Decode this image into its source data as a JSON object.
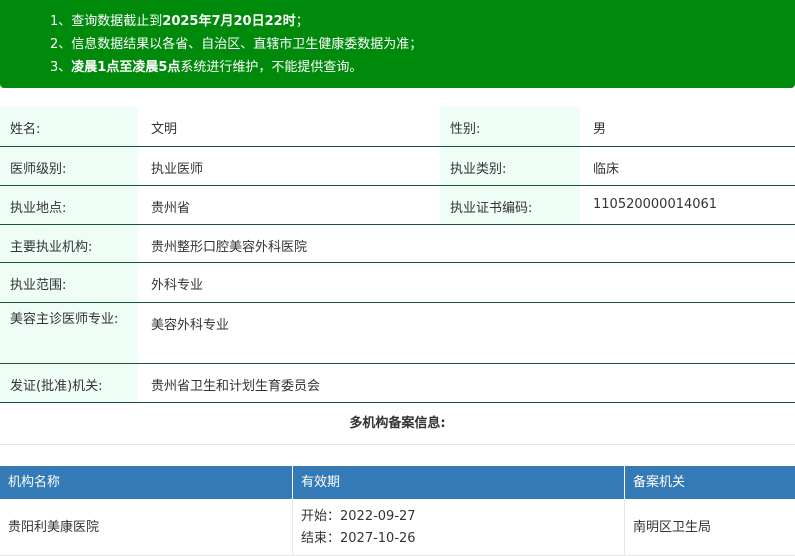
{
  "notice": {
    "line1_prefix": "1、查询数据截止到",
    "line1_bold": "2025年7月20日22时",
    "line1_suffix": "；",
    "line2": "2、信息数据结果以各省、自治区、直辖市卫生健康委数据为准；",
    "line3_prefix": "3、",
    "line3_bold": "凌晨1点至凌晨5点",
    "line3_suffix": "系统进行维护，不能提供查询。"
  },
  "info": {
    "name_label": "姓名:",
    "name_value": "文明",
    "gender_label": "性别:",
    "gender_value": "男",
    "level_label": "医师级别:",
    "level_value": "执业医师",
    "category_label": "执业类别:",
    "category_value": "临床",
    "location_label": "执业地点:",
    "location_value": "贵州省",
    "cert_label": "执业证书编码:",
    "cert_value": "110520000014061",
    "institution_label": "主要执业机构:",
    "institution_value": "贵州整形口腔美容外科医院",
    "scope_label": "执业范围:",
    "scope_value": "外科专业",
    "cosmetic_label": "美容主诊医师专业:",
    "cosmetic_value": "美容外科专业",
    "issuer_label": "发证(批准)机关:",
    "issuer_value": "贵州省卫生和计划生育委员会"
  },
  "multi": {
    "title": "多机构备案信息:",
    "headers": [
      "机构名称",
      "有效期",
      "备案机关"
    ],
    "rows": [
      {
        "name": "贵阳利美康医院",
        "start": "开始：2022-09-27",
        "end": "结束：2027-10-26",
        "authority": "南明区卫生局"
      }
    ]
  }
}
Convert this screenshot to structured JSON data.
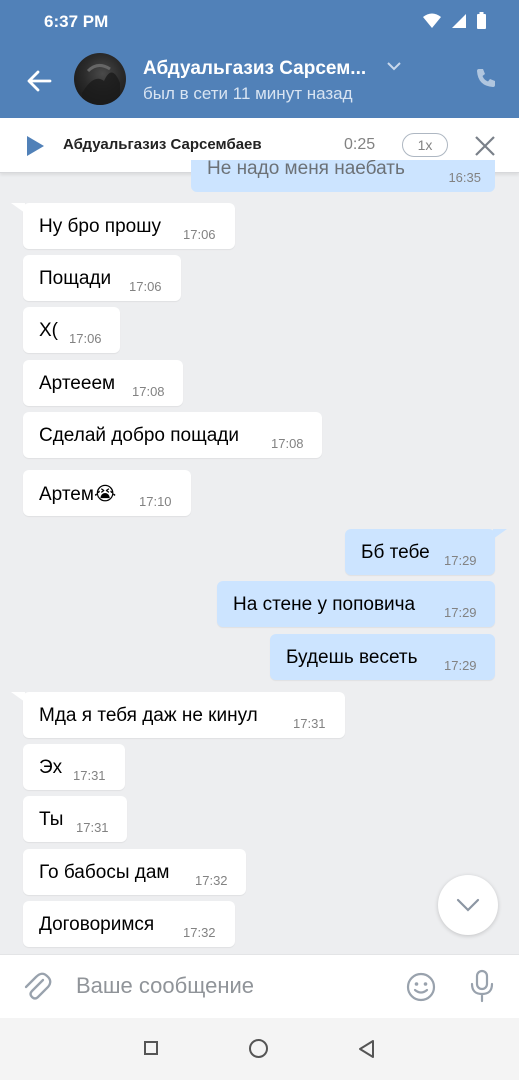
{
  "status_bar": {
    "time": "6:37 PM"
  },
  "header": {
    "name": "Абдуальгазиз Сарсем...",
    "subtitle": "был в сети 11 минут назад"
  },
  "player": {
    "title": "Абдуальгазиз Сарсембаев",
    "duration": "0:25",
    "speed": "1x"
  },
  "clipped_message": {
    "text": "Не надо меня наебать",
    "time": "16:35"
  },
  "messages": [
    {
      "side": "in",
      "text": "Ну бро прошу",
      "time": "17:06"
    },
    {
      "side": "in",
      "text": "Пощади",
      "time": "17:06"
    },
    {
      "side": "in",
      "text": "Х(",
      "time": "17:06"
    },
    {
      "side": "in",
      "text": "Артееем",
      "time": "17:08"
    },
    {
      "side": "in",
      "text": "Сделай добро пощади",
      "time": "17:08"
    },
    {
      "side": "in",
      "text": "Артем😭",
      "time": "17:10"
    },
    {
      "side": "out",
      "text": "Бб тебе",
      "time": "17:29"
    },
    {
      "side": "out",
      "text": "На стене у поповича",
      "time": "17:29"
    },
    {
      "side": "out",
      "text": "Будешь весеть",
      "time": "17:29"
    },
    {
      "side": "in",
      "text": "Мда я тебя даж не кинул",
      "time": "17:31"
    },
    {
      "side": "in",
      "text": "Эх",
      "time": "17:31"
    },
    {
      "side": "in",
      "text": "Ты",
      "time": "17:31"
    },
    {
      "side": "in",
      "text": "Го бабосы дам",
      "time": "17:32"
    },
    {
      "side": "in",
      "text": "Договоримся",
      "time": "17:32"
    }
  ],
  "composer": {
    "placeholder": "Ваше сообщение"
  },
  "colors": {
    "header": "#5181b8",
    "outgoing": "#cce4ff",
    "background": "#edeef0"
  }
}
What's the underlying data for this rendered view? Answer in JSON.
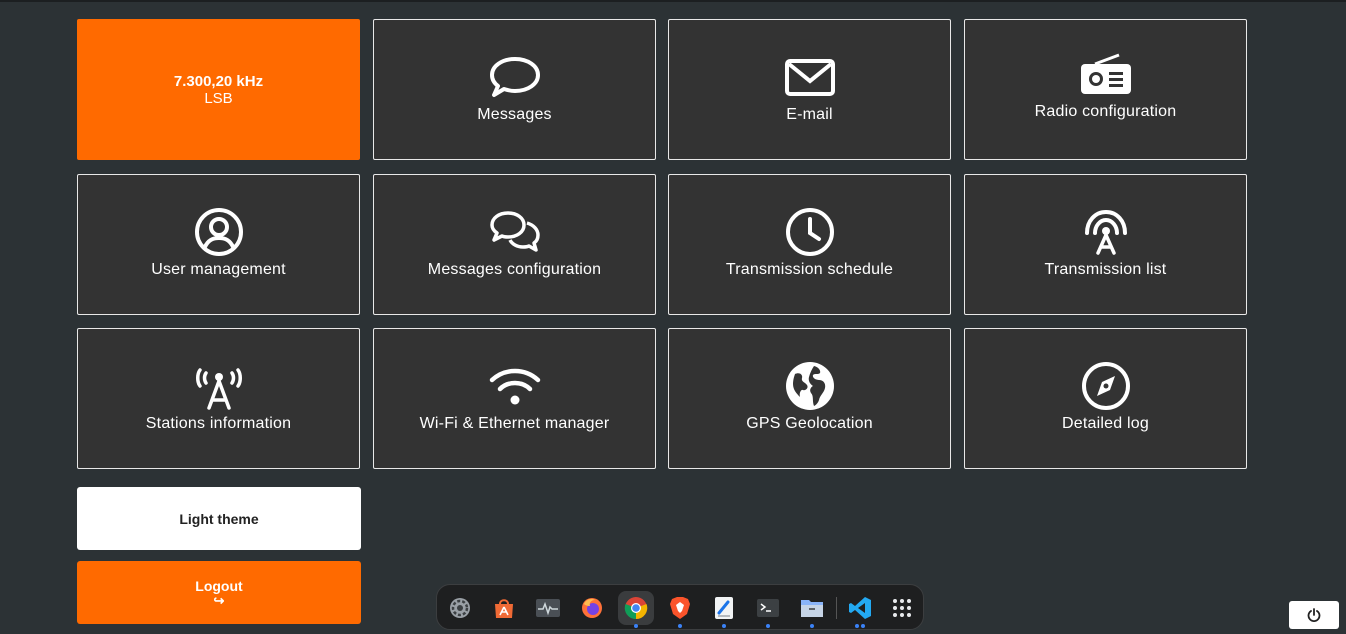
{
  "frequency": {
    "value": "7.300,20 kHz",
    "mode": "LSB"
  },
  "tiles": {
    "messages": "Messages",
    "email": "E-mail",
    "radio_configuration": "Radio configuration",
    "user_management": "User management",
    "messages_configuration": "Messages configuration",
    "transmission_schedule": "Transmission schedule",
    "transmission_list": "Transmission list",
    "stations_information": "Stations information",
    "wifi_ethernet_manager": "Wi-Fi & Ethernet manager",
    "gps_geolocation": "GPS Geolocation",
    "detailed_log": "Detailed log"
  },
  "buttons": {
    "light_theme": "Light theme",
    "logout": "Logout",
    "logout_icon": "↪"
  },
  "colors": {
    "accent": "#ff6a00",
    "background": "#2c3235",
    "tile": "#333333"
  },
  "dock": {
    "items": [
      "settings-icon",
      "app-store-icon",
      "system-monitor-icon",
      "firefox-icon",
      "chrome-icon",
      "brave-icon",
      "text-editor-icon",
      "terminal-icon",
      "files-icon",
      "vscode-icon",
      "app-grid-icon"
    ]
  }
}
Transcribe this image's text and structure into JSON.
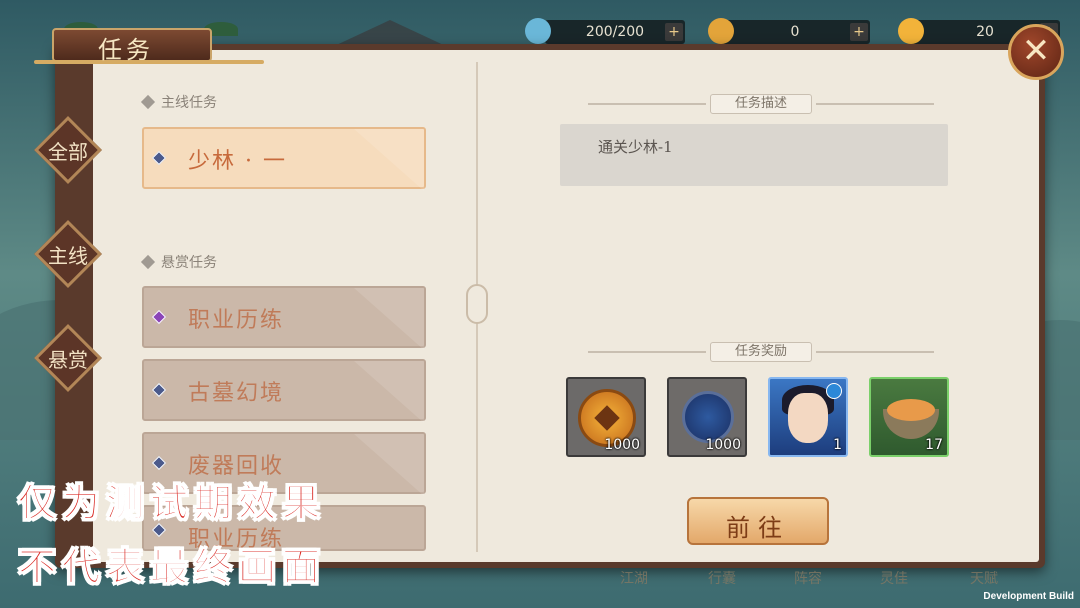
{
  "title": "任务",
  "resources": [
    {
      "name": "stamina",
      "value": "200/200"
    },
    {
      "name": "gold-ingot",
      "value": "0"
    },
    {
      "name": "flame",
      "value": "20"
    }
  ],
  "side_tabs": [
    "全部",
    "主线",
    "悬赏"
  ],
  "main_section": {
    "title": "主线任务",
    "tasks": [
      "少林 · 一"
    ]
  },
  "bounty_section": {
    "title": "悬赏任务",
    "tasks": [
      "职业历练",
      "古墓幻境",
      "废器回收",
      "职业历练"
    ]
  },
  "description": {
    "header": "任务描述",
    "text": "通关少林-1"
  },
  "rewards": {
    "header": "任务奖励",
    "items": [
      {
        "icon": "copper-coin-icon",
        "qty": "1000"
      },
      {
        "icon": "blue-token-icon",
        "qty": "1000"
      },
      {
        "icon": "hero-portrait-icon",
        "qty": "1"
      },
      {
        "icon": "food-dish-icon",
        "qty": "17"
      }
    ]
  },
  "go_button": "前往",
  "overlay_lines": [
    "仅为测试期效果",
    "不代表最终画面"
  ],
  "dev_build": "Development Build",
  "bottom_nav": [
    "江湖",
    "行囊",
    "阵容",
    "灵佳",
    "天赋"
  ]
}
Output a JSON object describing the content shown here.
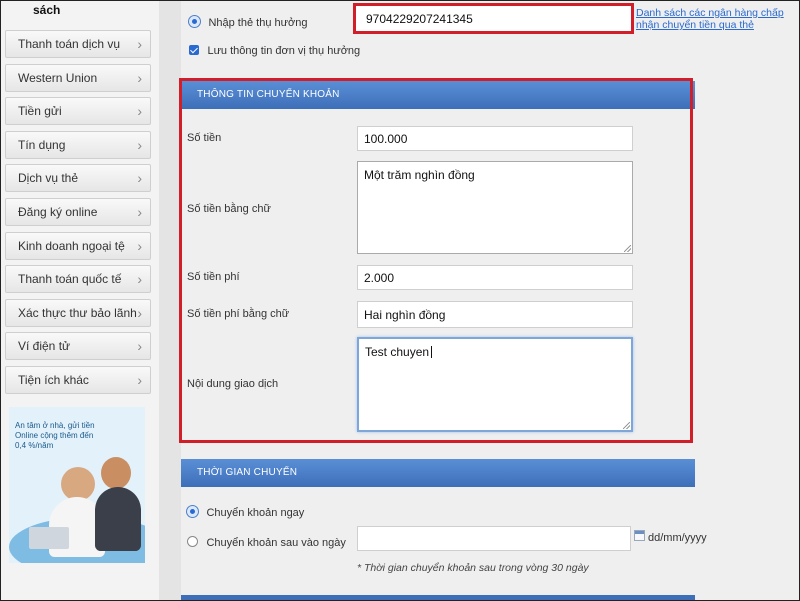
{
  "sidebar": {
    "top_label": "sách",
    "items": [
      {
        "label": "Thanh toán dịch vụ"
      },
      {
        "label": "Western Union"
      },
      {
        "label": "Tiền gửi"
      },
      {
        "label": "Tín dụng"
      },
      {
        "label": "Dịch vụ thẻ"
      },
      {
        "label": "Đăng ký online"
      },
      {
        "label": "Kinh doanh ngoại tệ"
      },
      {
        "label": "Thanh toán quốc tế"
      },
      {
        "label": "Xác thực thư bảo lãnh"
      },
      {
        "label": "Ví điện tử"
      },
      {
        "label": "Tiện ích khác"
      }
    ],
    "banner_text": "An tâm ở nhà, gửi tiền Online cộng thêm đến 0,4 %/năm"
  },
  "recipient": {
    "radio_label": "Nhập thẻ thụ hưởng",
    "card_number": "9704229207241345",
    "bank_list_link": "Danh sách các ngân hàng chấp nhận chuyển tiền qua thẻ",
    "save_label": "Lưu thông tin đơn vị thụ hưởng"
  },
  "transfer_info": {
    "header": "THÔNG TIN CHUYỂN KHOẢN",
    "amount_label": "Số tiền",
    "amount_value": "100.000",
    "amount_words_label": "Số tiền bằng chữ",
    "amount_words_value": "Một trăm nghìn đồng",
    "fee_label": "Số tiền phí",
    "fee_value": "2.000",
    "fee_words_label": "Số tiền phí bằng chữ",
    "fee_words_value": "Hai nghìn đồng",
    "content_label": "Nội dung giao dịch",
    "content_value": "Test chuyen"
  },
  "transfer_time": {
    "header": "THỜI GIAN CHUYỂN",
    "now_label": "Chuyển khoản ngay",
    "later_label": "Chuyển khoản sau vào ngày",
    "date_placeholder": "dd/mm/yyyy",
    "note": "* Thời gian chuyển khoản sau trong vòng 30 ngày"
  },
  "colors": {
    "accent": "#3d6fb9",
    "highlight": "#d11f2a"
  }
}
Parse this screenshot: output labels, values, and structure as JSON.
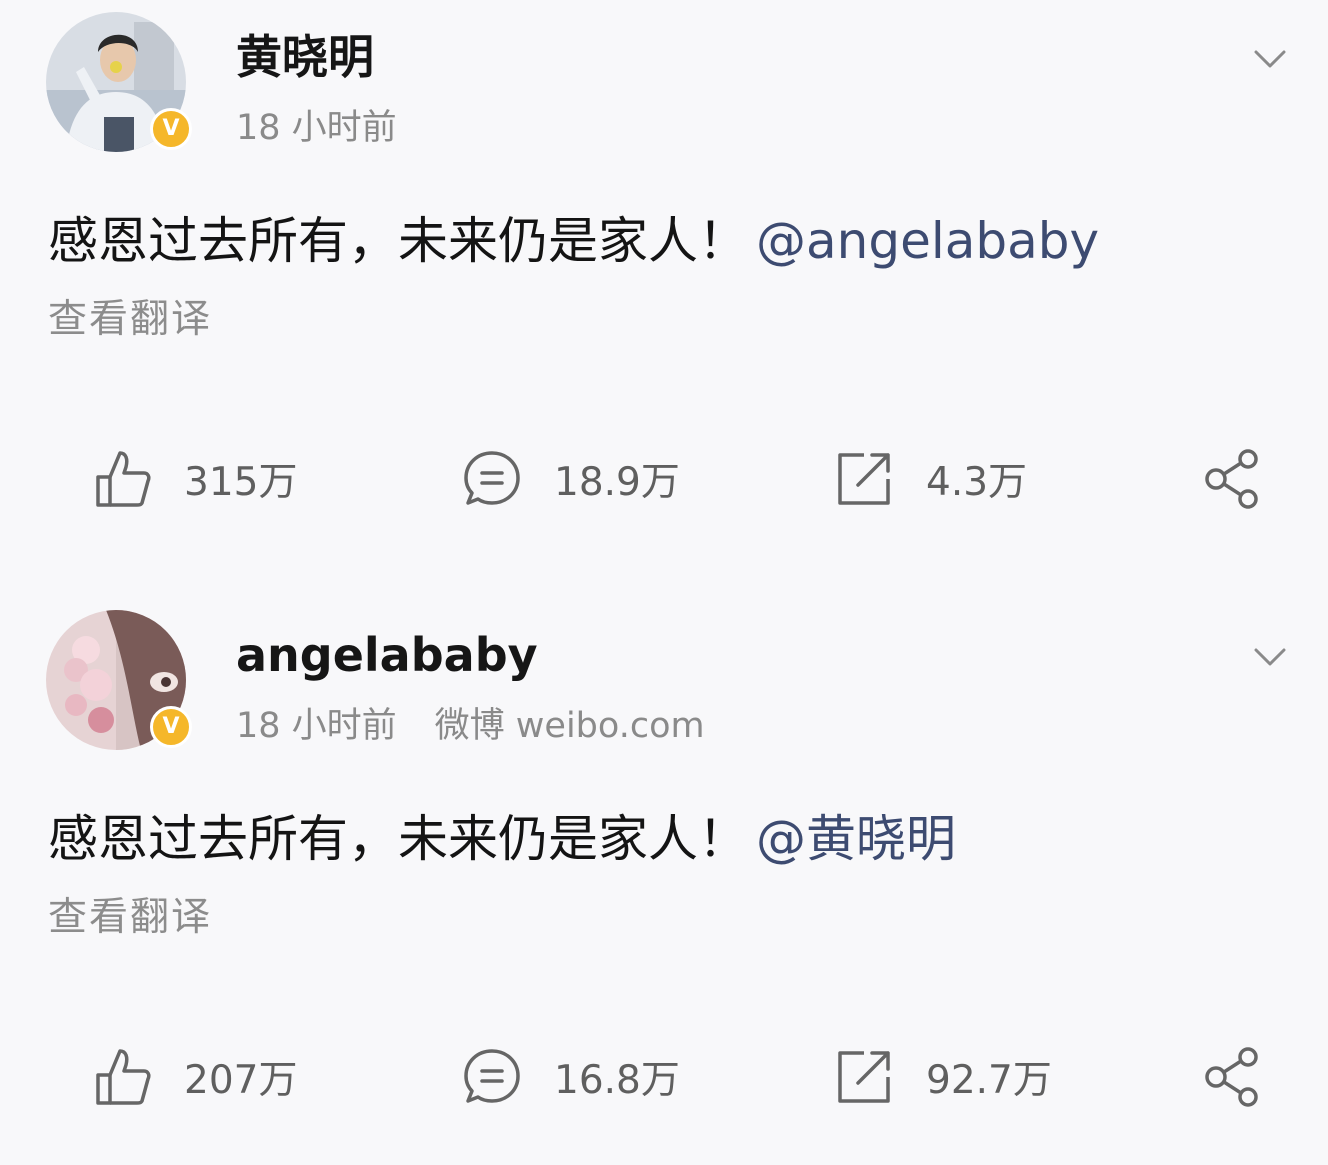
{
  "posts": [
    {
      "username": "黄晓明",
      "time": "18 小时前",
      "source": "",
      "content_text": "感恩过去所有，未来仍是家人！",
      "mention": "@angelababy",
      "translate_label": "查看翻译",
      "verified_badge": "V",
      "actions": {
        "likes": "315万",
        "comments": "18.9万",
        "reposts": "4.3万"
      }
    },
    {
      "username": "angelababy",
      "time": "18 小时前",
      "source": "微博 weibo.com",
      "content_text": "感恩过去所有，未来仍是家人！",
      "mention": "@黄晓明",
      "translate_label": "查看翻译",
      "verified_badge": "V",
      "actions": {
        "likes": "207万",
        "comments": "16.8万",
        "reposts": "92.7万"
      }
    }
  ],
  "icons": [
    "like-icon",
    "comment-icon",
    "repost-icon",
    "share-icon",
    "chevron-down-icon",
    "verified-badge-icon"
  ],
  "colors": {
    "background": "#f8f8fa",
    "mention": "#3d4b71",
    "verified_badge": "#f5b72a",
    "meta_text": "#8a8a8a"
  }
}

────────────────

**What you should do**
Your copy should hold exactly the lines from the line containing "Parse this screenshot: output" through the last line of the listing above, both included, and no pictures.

**Task response**
Parse this screenshot: output labels, values, and structure as JSON.
{
  "posts": [
    {
      "username": "黄晓明",
      "time": "18 小时前",
      "source": "",
      "content_text": "感恩过去所有，未来仍是家人！",
      "mention": "@angelababy",
      "translate_label": "查看翻译",
      "verified_badge": "V",
      "actions": {
        "likes": "315万",
        "comments": "18.9万",
        "reposts": "4.3万"
      }
    },
    {
      "username": "angelababy",
      "time": "18 小时前",
      "source": "微博 weibo.com",
      "content_text": "感恩过去所有，未来仍是家人！",
      "mention": "@黄晓明",
      "translate_label": "查看翻译",
      "verified_badge": "V",
      "actions": {
        "likes": "207万",
        "comments": "16.8万",
        "reposts": "92.7万"
      }
    }
  ],
  "icons": [
    "like-icon",
    "comment-icon",
    "repost-icon",
    "share-icon",
    "chevron-down-icon",
    "verified-badge-icon"
  ],
  "colors": {
    "background": "#f8f8fa",
    "mention": "#3d4b71",
    "verified_badge": "#f5b72a",
    "meta_text": "#8a8a8a"
  }
}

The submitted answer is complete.